Also, it feels kind of needless to say because you are all wonderful, smart business ladies but…budget. The new dress, the little sale purchases, the bottle of wine, they can all wait. Hoard your money for your business.
Remember:Entrepreneurship is living a few years of your life like most people won’t, so that you can spend the rest of your life like most people can’t.” — AnonymousClick To Tweet
Help, I am not good enough and people will think I’m a fraud (Fear of Failure)
Ever tried? Ever Failed? No matter. Try again. Fail again. Fail better. –Samuel Beckett
Let me tell you now, I don’t have any statistics, but I know that there is no one in this world that hasn’t failed at something. Those massive, intimating bloggers and companies? They have all failed.
The only difference between them and you is that fear of failure didn’t stop them trying. Failure itself didn’t stop them from trying again.
One of my biggest ever girl crushes, Mariah Coz, of Femtreprenuer says it best over on her blog.
That there may be many people who know more than you about a topic, but you only need to know more about something than the person you are teaching. And that there is possibly one of the most inspiring bits of advice I’ve heard about online business in a long while.
For example, I know much less about computing than Bill Gates.
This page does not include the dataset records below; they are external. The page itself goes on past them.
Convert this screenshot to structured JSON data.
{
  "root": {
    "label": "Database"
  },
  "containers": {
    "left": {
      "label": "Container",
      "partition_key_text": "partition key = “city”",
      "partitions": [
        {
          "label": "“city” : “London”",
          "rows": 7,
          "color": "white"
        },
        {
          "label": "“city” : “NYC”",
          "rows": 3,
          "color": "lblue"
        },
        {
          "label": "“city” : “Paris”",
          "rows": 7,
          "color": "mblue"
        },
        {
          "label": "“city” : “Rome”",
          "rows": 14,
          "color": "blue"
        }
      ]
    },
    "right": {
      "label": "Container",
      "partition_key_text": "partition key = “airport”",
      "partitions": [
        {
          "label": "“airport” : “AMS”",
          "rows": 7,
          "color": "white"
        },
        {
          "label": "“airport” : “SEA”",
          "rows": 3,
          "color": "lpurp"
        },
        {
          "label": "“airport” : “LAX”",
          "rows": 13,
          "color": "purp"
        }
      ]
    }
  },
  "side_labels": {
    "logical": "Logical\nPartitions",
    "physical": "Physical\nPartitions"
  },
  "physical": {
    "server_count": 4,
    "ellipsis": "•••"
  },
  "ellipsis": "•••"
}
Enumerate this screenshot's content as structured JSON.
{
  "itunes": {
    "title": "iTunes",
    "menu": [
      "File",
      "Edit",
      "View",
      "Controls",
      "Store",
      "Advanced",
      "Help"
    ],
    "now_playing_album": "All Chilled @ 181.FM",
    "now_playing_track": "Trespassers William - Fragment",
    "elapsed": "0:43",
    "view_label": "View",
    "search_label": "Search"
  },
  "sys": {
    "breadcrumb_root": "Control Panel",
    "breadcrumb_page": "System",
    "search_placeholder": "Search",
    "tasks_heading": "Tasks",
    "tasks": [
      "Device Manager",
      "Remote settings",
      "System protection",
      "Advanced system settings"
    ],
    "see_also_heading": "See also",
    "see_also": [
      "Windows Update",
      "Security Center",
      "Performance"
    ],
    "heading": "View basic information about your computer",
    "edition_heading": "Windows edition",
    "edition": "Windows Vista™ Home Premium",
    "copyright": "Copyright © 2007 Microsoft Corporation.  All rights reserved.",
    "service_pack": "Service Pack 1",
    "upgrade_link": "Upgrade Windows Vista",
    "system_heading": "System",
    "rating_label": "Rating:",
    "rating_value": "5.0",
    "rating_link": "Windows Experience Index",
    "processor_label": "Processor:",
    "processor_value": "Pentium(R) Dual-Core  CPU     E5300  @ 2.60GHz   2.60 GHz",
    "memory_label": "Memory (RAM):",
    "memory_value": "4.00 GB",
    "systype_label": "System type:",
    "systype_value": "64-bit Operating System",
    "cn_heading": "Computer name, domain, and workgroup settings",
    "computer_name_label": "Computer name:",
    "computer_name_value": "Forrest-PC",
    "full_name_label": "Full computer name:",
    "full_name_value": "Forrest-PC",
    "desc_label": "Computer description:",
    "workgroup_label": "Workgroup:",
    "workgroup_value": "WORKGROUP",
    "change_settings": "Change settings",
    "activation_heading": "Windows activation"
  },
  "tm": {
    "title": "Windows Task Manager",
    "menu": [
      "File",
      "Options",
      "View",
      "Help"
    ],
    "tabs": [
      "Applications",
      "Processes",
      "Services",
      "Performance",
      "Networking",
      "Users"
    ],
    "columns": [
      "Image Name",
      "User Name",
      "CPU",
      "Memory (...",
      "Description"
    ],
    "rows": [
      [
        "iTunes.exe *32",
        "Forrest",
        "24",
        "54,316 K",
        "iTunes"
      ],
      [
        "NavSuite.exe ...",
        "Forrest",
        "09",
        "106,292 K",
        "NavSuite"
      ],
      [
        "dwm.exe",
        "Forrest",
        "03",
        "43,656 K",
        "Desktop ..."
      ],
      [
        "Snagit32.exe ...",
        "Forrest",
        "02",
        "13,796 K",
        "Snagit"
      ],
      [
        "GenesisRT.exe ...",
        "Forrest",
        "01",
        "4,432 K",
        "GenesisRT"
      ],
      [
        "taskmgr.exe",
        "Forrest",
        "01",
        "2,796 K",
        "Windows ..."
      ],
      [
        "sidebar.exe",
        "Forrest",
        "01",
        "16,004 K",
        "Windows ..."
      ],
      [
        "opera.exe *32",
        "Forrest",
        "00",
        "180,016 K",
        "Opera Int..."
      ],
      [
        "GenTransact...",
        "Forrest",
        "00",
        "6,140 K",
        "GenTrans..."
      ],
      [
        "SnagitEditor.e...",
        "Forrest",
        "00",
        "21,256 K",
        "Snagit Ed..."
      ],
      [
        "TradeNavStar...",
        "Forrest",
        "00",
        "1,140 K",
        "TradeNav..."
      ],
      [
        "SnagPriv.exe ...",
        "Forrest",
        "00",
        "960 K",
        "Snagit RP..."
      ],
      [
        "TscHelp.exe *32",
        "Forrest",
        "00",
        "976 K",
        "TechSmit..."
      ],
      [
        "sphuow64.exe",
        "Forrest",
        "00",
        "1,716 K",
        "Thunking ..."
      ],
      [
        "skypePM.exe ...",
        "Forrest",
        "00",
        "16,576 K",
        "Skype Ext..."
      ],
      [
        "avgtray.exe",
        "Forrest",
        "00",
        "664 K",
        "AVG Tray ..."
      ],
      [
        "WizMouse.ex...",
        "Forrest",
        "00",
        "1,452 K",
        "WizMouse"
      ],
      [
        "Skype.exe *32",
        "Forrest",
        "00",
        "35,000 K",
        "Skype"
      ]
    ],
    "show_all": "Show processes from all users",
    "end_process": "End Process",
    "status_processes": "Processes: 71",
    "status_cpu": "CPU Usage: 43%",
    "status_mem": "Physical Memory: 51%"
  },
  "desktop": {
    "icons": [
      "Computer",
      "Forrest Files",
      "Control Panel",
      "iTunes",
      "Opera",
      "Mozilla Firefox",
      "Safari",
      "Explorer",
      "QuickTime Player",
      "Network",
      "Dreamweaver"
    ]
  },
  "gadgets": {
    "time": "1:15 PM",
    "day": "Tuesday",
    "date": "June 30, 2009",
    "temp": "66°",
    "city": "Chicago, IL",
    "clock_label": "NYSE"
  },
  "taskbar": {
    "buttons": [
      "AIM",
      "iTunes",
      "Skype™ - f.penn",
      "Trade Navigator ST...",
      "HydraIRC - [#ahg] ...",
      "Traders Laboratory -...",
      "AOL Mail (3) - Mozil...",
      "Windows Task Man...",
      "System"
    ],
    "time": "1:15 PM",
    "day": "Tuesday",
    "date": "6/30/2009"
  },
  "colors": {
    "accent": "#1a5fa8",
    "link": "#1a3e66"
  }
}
I know much less about being a programmer than a computer science major. But that didn’t mean that I couldn’t teach my friend how to code an image into the sidebar of her blog. She didn’t accuse me of being a fraud; she just thanked me for showing her how to do it and brought me a glass wine.
The very purpose of Creative and Coffee is to help and inspire wonderful business women. And I very much hope that after reading this today that you will feel inspired to go out and create your own brand of awesomeness that we can all benefit from.
If you need some help getting there here are a few posts you might find useful at the start of your business journey:
What’s the best advice you’ve ever heard for overcoming your fear? Share it below!